** Opening Supplied records block **
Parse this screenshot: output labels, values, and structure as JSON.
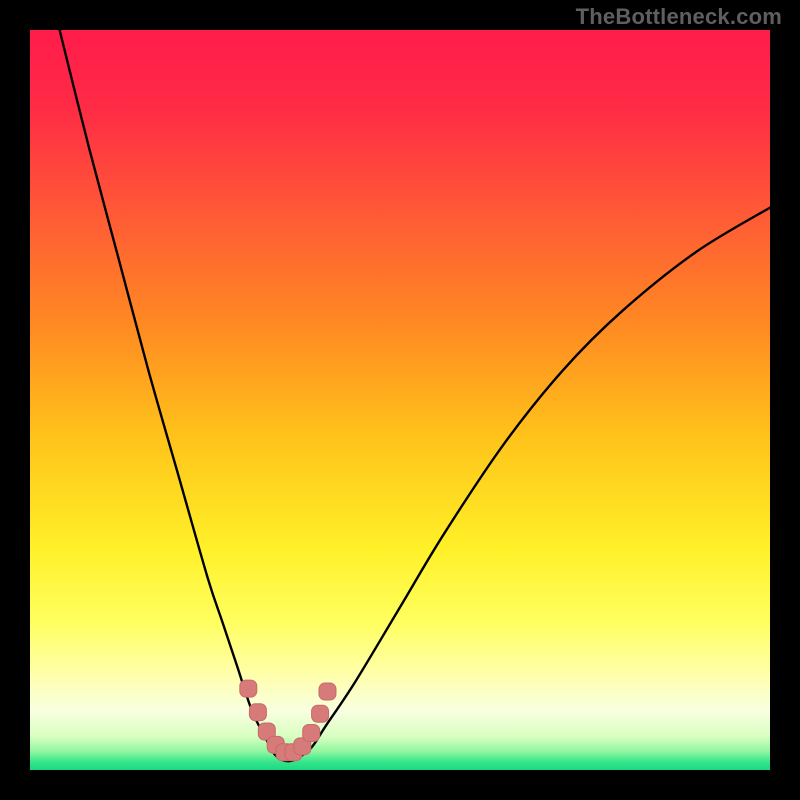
{
  "watermark": "TheBottleneck.com",
  "colors": {
    "frame": "#000000",
    "gradient_stops": [
      {
        "offset": 0.0,
        "color": "#ff1c4b"
      },
      {
        "offset": 0.1,
        "color": "#ff2a46"
      },
      {
        "offset": 0.25,
        "color": "#ff5a36"
      },
      {
        "offset": 0.4,
        "color": "#ff8a22"
      },
      {
        "offset": 0.55,
        "color": "#ffc31a"
      },
      {
        "offset": 0.7,
        "color": "#fff028"
      },
      {
        "offset": 0.8,
        "color": "#ffff60"
      },
      {
        "offset": 0.87,
        "color": "#ffffaa"
      },
      {
        "offset": 0.92,
        "color": "#f8ffe0"
      },
      {
        "offset": 0.955,
        "color": "#d8ffc0"
      },
      {
        "offset": 0.975,
        "color": "#90f7a0"
      },
      {
        "offset": 0.99,
        "color": "#30e58a"
      },
      {
        "offset": 1.0,
        "color": "#1fd884"
      }
    ],
    "curve_stroke": "#000000",
    "marker_fill": "#d77a7a",
    "marker_stroke": "#c96a6a"
  },
  "chart_data": {
    "type": "line",
    "title": "",
    "xlabel": "",
    "ylabel": "",
    "xlim": [
      0,
      100
    ],
    "ylim": [
      0,
      100
    ],
    "grid": false,
    "legend": false,
    "note": "Axes and tick labels are not rendered in the source image; values below are estimated from pixel positions on a 0–100 normalized range.",
    "series": [
      {
        "name": "bottleneck-curve",
        "x": [
          4,
          8,
          12,
          16,
          20,
          24,
          26,
          28,
          30,
          32,
          33,
          34,
          35,
          36,
          38,
          40,
          44,
          50,
          56,
          64,
          72,
          80,
          90,
          100
        ],
        "y": [
          100,
          84,
          69,
          54,
          40,
          26,
          20,
          14,
          8,
          4,
          2.2,
          1.4,
          1.2,
          1.5,
          3,
          6,
          12,
          22,
          32,
          44,
          54,
          62,
          70,
          76
        ]
      }
    ],
    "markers": {
      "name": "highlighted-points",
      "x": [
        29.5,
        30.8,
        32.0,
        33.2,
        34.4,
        35.6,
        36.8,
        38.0,
        39.2,
        40.2
      ],
      "y": [
        11.0,
        7.8,
        5.2,
        3.4,
        2.4,
        2.4,
        3.2,
        5.0,
        7.6,
        10.6
      ]
    }
  }
}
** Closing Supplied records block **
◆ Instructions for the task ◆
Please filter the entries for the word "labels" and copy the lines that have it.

◆ Response to the task ◆
Parse this screenshot: output labels, values, and structure as JSON.
    "note": "Axes and tick labels are not rendered in the source image; values below are estimated from pixel positions on a 0–100 normalized range.",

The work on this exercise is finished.